Britain may be invited to send Special Forces to Ghana after it was forced to withdraw all of its 300 peacekeepers from Mali in the face of bands of Russian mercenaries and jihadist groups, The Telegraph understands.
British ministers will this week fly to Ghana to hammer out a new security agreement.
It is unclear if the move is a face-saving operation in the wake of the mission in Mali being shut down or something more significant as British forces already train troops in Ghana.
Three years ago, Britain announced a major ‘pivot’ to the jihadist-stricken Sahel region on Europe’s southern flank to great fanfare at home. New embassies were opened. Hundreds of millions of pounds were promised in humanitarian and military aid. And 300 crack troops were sent deep into Mali to scout for gunmen allied to Islamic State and Al Qaeda.

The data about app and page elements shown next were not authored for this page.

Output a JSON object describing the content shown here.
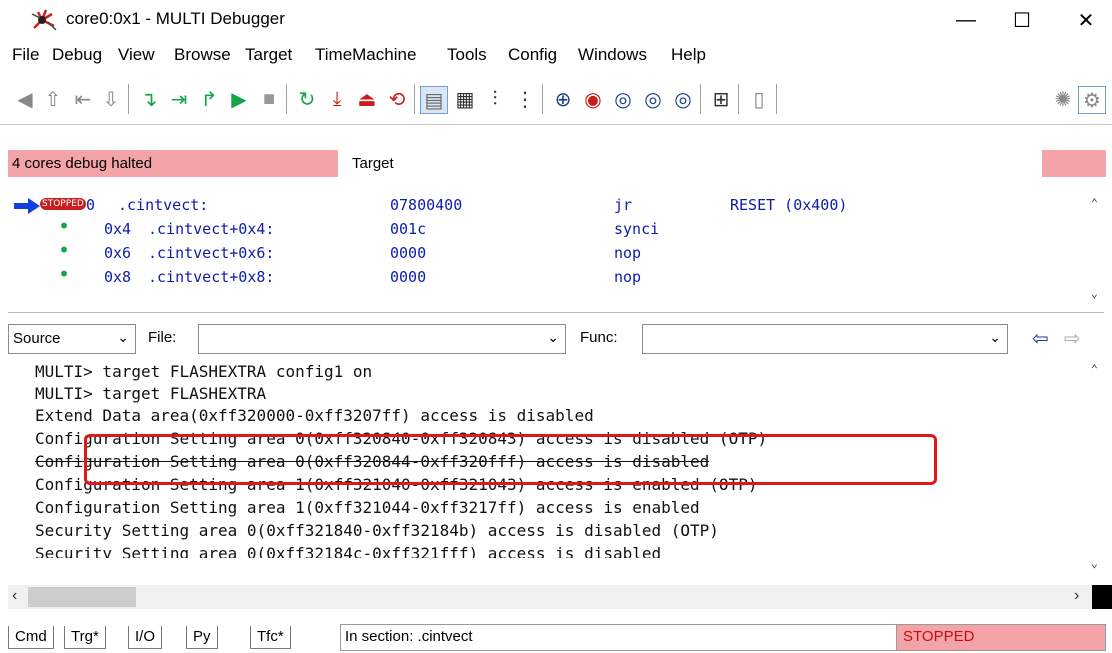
{
  "window": {
    "title": "core0:0x1 - MULTI Debugger",
    "minimize": "—",
    "maximize": "☐",
    "close": "✕"
  },
  "menu": [
    "File",
    "Debug",
    "View",
    "Browse",
    "Target",
    "TimeMachine",
    "Tools",
    "Config",
    "Windows",
    "Help"
  ],
  "status_strip": {
    "cores": "4 cores debug halted",
    "target": "Target"
  },
  "code_lines": [
    {
      "marker": "STOPPED",
      "offset": "0",
      "label": ".cintvect:",
      "hex": "07800400",
      "mnemonic": "jr",
      "operand": "RESET (0x400)"
    },
    {
      "marker": "dot",
      "offset": "0x4",
      "label": ".cintvect+0x4:",
      "hex": "001c",
      "mnemonic": "synci",
      "operand": ""
    },
    {
      "marker": "dot",
      "offset": "0x6",
      "label": ".cintvect+0x6:",
      "hex": "0000",
      "mnemonic": "nop",
      "operand": ""
    },
    {
      "marker": "dot",
      "offset": "0x8",
      "label": ".cintvect+0x8:",
      "hex": "0000",
      "mnemonic": "nop",
      "operand": ""
    }
  ],
  "source_bar": {
    "mode": "Source",
    "file_label": "File:",
    "file_value": "",
    "func_label": "Func:",
    "func_value": ""
  },
  "console_lines": [
    "MULTI> target FLASHEXTRA config1 on",
    "MULTI> target FLASHEXTRA",
    "Extend Data area(0xff320000-0xff3207ff) access is disabled",
    "Configuration Setting area 0(0xff320840-0xff320843) access is disabled (OTP)",
    "Configuration Setting area 0(0xff320844-0xff320fff) access is disabled",
    "Configuration Setting area 1(0xff321040-0xff321043) access is enabled (OTP)",
    "Configuration Setting area 1(0xff321044-0xff3217ff) access is enabled",
    "Security Setting area 0(0xff321840-0xff32184b) access is disabled (OTP)",
    "Security Setting area 0(0xff32184c-0xff321fff) access is disabled"
  ],
  "tabs": [
    "Cmd",
    "Trg*",
    "I/O",
    "Py",
    "Tfc*"
  ],
  "section_info": "In section: .cintvect",
  "run_state": "STOPPED",
  "colors": {
    "halted_bg": "#f4a3a8",
    "code_text": "#0d1da8",
    "highlight": "#e01818",
    "marker_arrow": "#1040e0"
  }
}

This was post-Brexit Global Britain in action, ministers said. But now that policy, like the land on which it played out, has turned to dust. Thousands of French troops were chased out of the same region by the Malian military junta they were supposed to protect in August. And now the Brits are following suit.
Last week the UK announced it was withdrawing all of its troops from Mali, which until only a few months ago, Whitehall officials were describing as “the new frontline of the war on terror”.
Former Africa Minister Rory Stewart, who championed the so-called “pivot to the Sahel” under Prime Minister Theresa May, was scathing about the real purpose of this week’s Ghana trip, suggesting it was no more than a face-saving operation.
“We struggled to maintain 300 troops in Mali, partly because it cost perhaps as much as a hundred million pounds from tightly stretched budgets,” he told The Telegraph. “I fear that the ‘pivot to Ghana and Burkina Faso’ is largely a way of excusing our retreat from the Sahel and will ultimately add up to less than people pretend.”
“We have been worrying about Burkina Faso for some time. But without an embassy there or any significant investment, there is a real limit to what the UK can do,” said Mr. Stewart.